• [ABOUT THIS TASK] Every line of the entries below that includes "uout" belongs in the answer, copied as written.

== Segment start ==

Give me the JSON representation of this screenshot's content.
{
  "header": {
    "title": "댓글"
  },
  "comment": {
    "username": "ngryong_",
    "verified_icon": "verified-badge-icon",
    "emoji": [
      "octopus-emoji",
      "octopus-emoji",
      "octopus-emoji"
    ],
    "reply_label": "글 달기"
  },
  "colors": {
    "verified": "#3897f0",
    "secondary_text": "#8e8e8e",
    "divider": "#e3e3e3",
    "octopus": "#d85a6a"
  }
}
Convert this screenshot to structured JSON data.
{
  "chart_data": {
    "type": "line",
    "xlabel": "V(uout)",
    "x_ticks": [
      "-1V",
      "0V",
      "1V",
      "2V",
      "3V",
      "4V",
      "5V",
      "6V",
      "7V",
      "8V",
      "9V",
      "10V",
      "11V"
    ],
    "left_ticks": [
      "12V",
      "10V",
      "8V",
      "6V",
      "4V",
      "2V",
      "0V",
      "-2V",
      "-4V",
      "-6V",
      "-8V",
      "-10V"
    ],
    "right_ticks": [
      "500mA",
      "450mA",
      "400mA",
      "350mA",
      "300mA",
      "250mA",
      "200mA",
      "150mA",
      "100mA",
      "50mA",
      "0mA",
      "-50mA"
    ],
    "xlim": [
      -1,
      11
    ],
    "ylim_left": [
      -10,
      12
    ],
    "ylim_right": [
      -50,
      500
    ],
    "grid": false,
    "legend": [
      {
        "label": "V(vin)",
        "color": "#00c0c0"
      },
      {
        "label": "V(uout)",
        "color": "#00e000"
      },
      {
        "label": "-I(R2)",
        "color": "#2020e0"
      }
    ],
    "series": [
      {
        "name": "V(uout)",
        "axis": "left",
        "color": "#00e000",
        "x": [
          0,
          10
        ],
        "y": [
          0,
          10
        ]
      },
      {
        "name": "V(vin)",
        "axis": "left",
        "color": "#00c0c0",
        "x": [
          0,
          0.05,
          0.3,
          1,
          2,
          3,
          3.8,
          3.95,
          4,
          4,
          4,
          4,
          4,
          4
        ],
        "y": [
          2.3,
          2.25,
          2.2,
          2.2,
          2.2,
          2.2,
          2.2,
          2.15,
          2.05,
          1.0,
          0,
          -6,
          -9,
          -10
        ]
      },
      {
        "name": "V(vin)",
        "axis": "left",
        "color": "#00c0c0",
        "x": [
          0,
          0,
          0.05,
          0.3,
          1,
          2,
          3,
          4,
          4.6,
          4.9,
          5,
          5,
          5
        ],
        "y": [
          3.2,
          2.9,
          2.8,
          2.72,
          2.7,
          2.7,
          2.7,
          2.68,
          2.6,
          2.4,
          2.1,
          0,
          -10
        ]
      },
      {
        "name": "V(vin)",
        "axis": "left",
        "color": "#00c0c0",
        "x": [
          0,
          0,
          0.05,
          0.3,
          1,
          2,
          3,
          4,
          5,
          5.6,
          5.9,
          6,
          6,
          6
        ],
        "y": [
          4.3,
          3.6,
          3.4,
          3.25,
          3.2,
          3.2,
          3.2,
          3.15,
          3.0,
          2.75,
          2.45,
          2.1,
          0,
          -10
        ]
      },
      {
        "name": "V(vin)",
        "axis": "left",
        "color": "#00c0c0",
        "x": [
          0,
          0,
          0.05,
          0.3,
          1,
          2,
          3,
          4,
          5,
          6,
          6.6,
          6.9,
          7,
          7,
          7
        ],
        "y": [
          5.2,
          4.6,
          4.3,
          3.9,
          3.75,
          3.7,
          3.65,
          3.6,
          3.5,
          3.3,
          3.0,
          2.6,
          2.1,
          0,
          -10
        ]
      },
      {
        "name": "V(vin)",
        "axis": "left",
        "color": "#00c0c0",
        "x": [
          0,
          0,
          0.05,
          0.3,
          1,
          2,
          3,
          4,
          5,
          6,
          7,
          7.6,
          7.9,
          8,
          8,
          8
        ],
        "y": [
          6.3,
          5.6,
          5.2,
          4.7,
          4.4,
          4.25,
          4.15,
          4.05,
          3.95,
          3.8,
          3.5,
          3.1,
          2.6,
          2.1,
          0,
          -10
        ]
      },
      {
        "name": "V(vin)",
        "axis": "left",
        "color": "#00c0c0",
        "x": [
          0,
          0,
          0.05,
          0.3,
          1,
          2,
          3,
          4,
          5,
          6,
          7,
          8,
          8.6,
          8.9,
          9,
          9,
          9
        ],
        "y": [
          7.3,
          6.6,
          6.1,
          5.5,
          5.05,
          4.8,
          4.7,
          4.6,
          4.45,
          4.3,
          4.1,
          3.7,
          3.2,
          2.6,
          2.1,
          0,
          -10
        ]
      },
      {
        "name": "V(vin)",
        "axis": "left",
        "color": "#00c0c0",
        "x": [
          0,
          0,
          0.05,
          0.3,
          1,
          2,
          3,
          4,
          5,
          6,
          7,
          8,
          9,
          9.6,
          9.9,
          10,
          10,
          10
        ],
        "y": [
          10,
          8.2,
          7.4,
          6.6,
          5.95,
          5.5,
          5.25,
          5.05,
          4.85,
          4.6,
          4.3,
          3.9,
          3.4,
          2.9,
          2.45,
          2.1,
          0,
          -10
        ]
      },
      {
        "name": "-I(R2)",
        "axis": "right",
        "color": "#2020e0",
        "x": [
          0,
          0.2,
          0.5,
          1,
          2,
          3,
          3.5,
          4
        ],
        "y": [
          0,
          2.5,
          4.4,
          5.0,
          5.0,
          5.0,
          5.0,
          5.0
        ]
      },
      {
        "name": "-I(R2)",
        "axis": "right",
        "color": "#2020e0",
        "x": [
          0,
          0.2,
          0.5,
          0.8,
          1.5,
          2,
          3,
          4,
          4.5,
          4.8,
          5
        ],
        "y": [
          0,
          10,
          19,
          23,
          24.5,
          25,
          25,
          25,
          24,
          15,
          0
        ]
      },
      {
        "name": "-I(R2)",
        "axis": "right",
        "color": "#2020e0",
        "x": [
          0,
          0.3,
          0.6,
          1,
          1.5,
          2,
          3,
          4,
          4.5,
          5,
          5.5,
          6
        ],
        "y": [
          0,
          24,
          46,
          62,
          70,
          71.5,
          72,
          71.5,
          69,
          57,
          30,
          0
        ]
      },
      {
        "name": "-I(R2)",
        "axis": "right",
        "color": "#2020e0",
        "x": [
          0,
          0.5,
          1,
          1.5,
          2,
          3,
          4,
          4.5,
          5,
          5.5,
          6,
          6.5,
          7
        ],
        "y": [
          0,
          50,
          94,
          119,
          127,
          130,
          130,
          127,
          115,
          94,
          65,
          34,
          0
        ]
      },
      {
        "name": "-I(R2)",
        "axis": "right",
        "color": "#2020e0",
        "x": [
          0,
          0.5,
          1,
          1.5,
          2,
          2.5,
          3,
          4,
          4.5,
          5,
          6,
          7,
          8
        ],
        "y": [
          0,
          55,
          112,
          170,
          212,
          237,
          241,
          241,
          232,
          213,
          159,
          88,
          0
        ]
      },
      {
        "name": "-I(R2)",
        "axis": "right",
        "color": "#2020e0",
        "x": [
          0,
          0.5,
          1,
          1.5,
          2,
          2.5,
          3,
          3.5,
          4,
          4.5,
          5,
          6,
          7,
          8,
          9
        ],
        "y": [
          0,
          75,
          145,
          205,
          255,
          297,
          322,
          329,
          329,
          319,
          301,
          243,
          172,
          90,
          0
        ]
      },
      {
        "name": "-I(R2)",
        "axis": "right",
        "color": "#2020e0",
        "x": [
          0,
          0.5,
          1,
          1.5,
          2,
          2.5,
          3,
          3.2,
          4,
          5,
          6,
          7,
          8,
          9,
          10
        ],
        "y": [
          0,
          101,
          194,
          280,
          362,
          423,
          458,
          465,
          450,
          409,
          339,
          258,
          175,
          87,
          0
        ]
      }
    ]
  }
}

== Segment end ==

• [OUTPUT OF THE EXERCISE]
    "xlabel": "V(uout)",
        "label": "V(uout)",
        "name": "V(uout)",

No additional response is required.